- [TRY IT]: Everything from the line containing "What data populates" through the final line of the entries must be repeated exactly, and only that, without pictures.
(Beginning of THE DATA)
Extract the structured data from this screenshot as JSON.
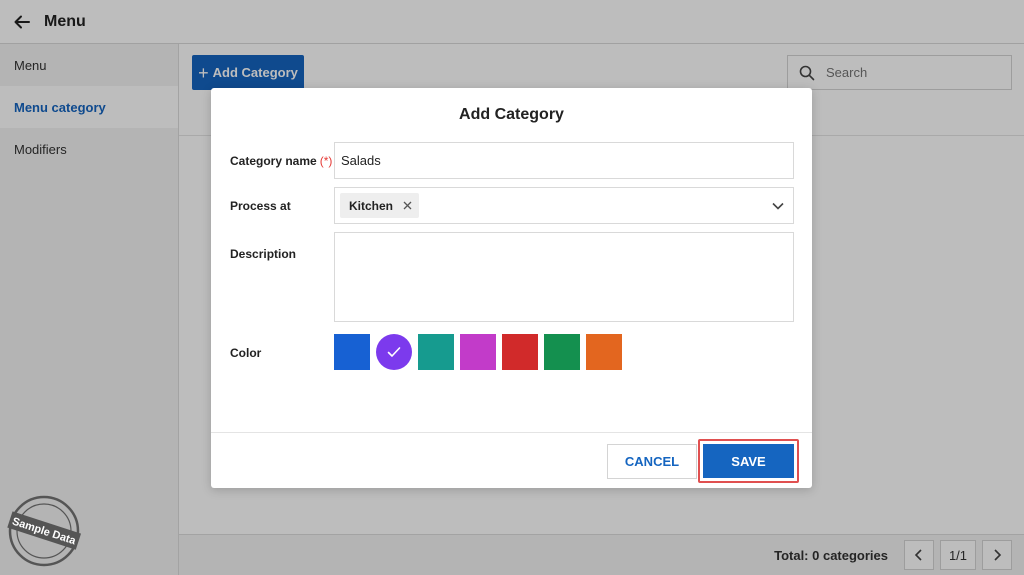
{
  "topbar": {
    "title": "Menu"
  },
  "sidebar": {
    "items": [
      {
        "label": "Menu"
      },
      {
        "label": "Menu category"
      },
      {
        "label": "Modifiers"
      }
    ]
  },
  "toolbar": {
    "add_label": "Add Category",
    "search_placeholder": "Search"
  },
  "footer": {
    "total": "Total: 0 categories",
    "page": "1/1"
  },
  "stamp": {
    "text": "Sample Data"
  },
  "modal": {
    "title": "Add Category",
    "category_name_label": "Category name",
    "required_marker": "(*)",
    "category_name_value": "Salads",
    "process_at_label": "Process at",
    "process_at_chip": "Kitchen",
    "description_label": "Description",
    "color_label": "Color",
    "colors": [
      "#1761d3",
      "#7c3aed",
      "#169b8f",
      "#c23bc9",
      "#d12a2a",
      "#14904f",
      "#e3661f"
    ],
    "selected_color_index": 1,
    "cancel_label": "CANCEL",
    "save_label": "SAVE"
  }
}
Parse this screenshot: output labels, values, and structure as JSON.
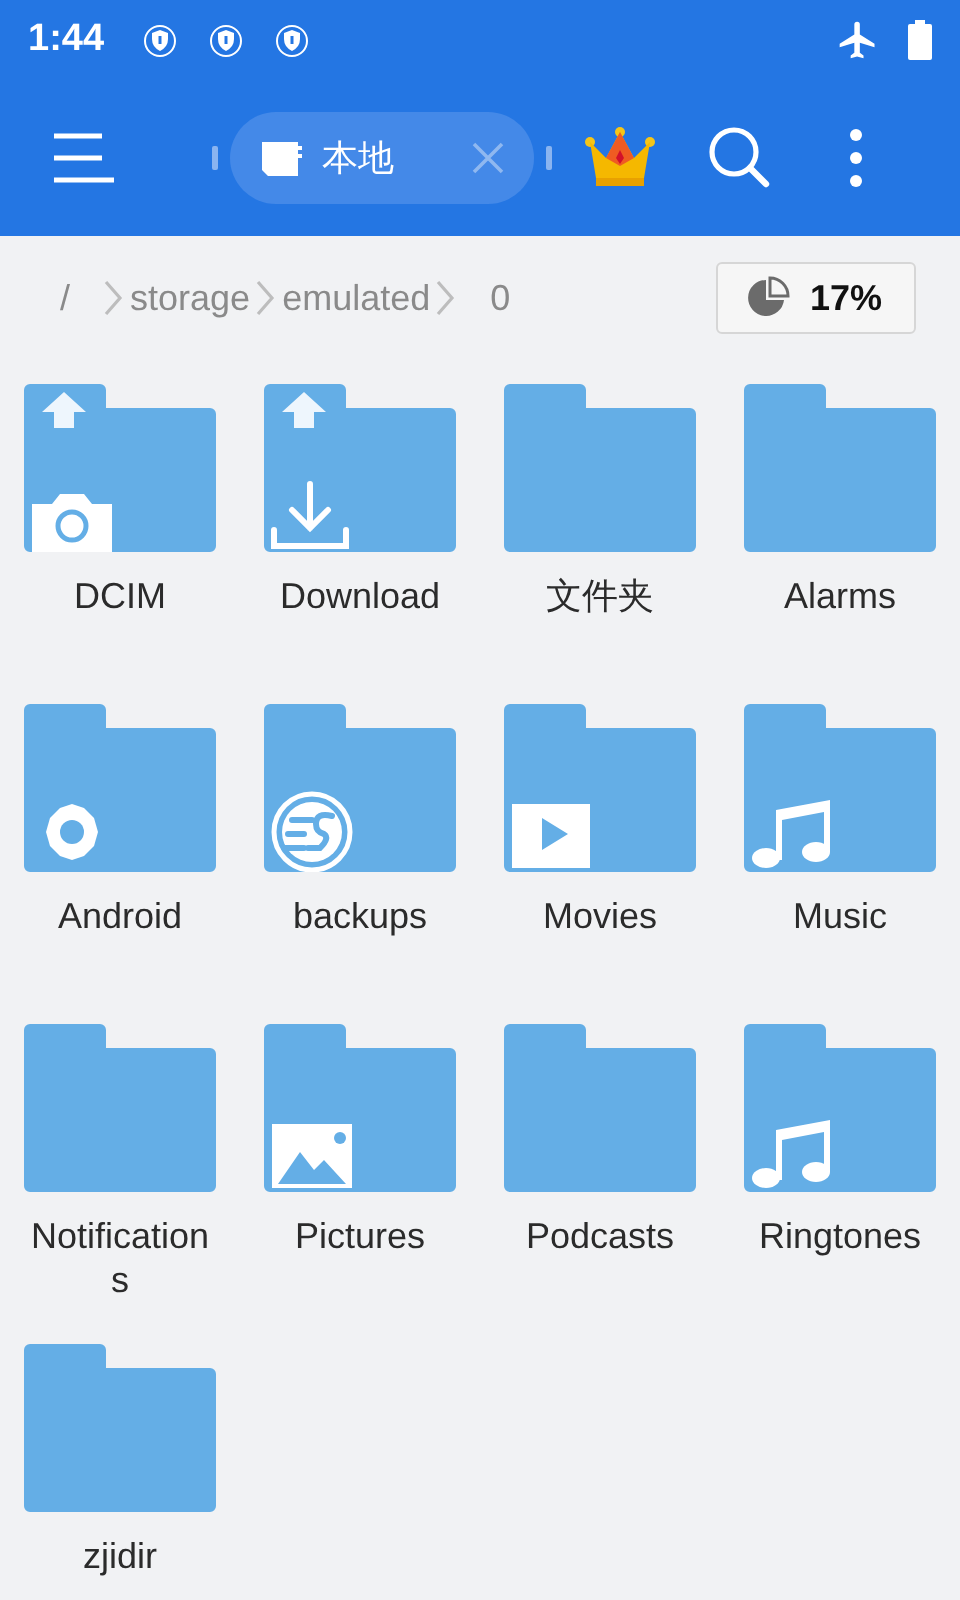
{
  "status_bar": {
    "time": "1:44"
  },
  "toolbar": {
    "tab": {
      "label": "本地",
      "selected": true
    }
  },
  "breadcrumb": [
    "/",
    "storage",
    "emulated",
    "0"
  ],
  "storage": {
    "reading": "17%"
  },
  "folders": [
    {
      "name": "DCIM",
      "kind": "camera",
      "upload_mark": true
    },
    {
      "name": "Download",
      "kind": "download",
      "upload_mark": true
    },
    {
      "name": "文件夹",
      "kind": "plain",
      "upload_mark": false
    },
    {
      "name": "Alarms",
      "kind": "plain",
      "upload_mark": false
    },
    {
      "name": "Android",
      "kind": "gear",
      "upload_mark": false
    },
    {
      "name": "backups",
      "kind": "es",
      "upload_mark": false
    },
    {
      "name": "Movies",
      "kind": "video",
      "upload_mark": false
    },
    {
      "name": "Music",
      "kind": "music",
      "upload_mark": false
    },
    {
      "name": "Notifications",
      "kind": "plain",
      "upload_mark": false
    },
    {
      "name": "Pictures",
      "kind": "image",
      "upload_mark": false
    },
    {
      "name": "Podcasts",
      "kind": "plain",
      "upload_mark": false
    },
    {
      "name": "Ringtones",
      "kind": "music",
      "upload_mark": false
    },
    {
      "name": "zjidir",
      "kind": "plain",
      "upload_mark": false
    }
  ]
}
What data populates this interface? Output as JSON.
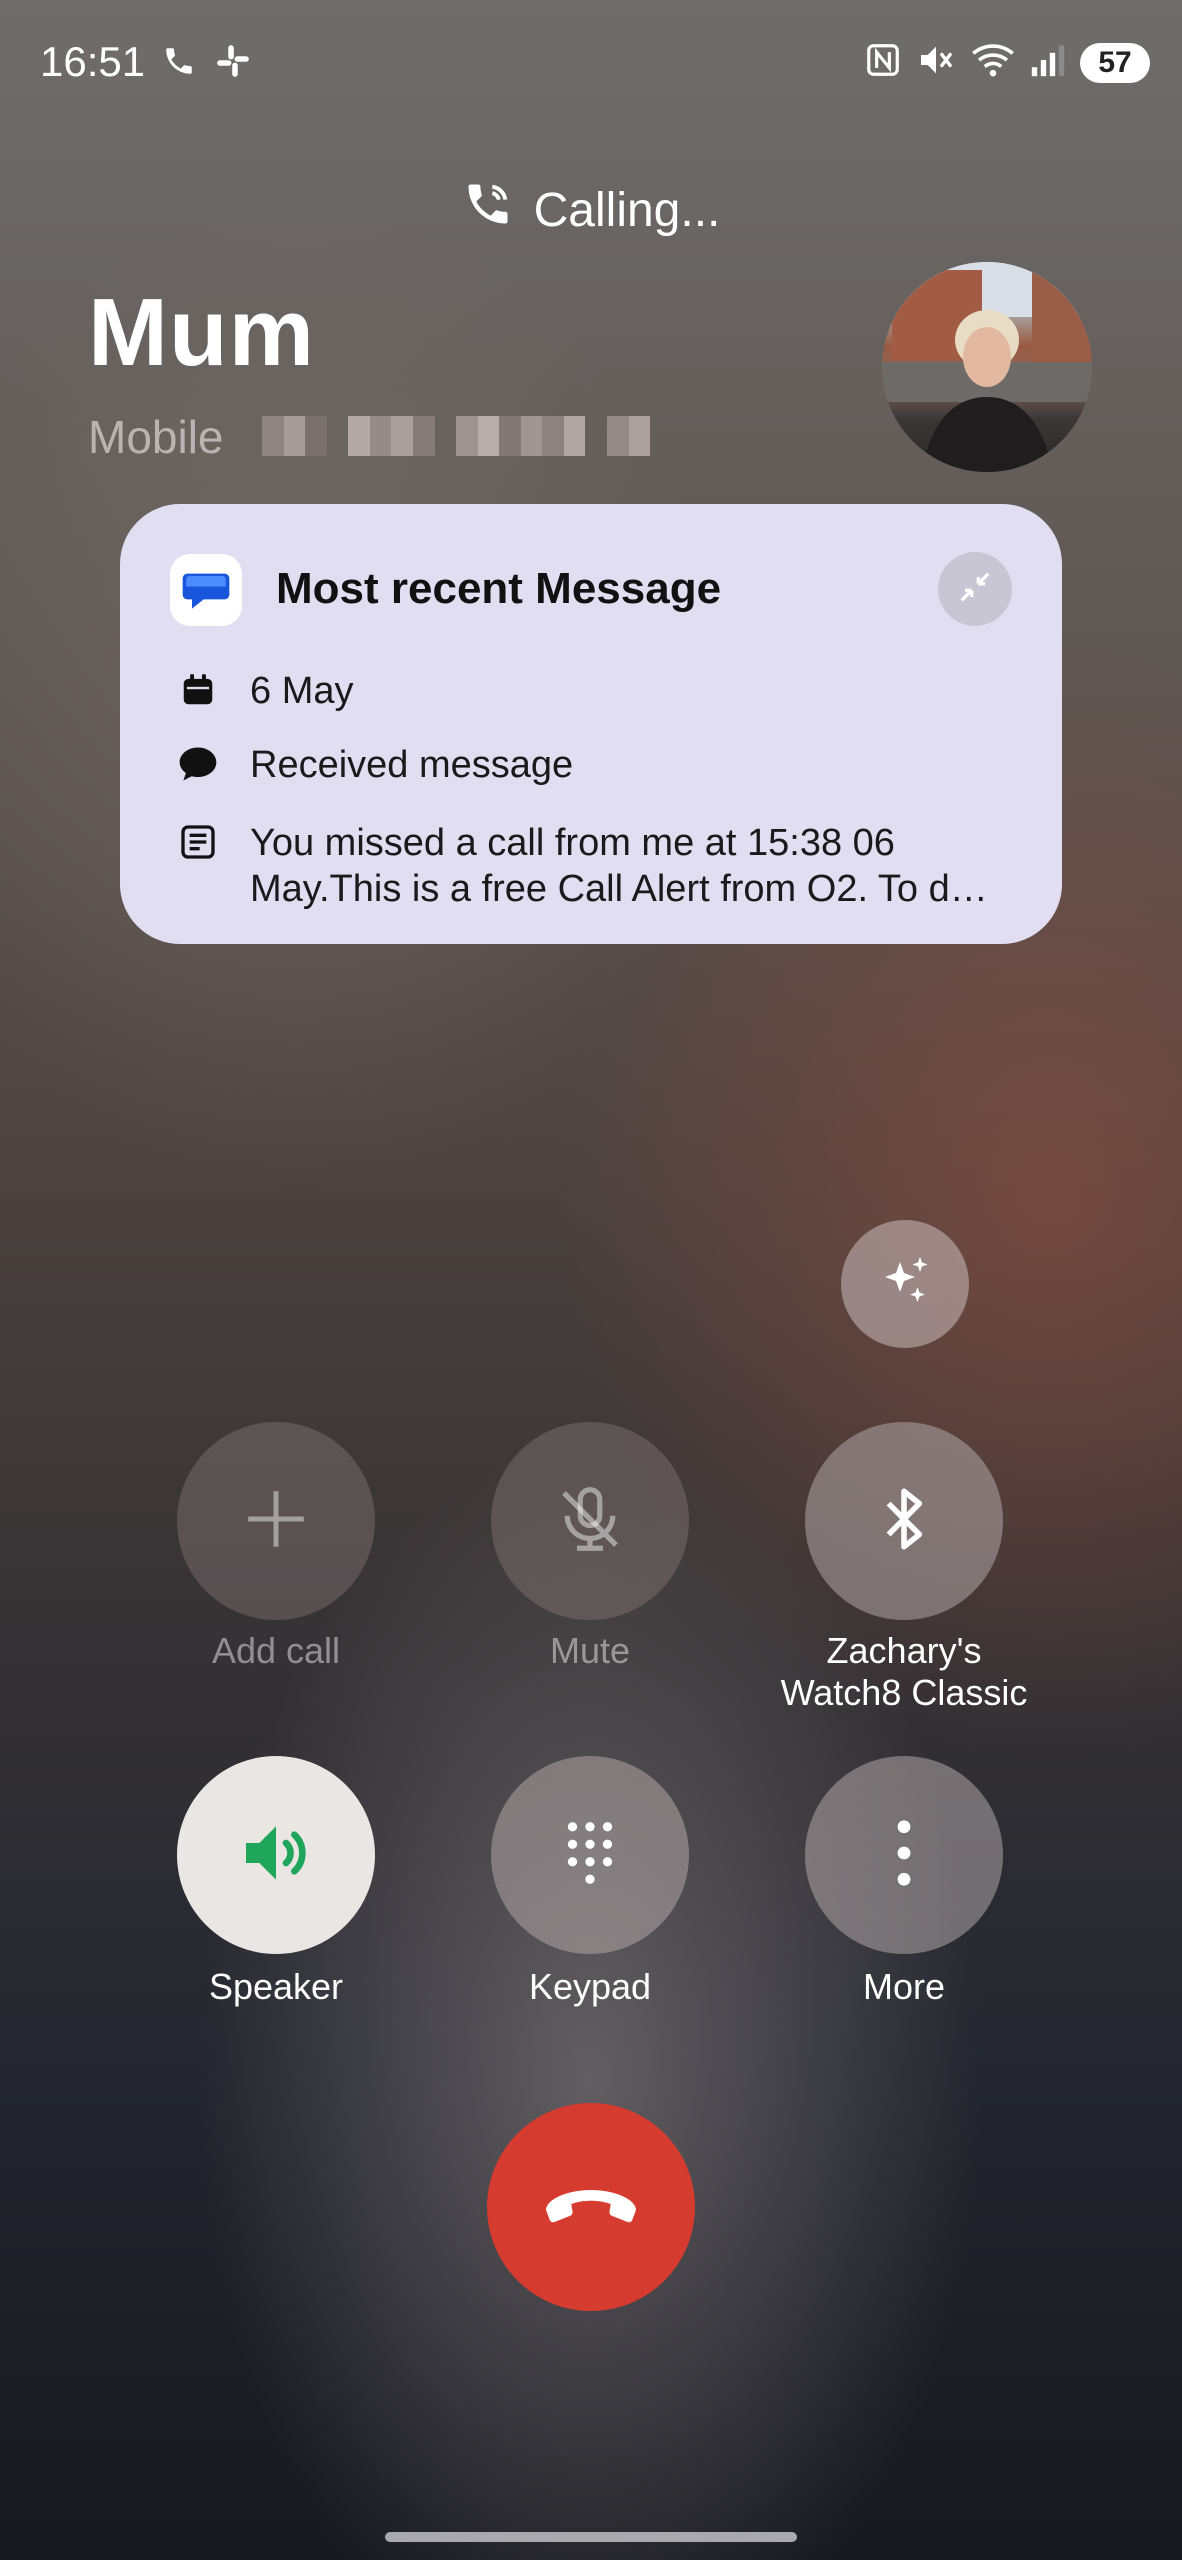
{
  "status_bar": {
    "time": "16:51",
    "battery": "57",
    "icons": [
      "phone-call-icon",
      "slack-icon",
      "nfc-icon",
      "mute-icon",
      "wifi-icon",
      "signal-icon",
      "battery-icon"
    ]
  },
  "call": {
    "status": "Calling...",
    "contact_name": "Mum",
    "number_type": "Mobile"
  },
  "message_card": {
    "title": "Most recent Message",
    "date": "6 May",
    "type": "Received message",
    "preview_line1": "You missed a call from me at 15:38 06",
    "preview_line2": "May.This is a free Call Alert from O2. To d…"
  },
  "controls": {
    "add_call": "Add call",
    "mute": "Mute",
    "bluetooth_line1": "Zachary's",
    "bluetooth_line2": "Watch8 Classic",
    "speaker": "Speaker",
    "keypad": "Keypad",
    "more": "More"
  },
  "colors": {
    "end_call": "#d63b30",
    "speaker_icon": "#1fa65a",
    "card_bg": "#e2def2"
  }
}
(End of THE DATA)
- [RESULT]:
What data populates this interface? Output as JSON.
{
  "status_bar": {
    "time": "16:51",
    "battery": "57",
    "icons": [
      "phone-call-icon",
      "slack-icon",
      "nfc-icon",
      "mute-icon",
      "wifi-icon",
      "signal-icon",
      "battery-icon"
    ]
  },
  "call": {
    "status": "Calling...",
    "contact_name": "Mum",
    "number_type": "Mobile"
  },
  "message_card": {
    "title": "Most recent Message",
    "date": "6 May",
    "type": "Received message",
    "preview_line1": "You missed a call from me at 15:38 06",
    "preview_line2": "May.This is a free Call Alert from O2. To d…"
  },
  "controls": {
    "add_call": "Add call",
    "mute": "Mute",
    "bluetooth_line1": "Zachary's",
    "bluetooth_line2": "Watch8 Classic",
    "speaker": "Speaker",
    "keypad": "Keypad",
    "more": "More"
  },
  "colors": {
    "end_call": "#d63b30",
    "speaker_icon": "#1fa65a",
    "card_bg": "#e2def2"
  }
}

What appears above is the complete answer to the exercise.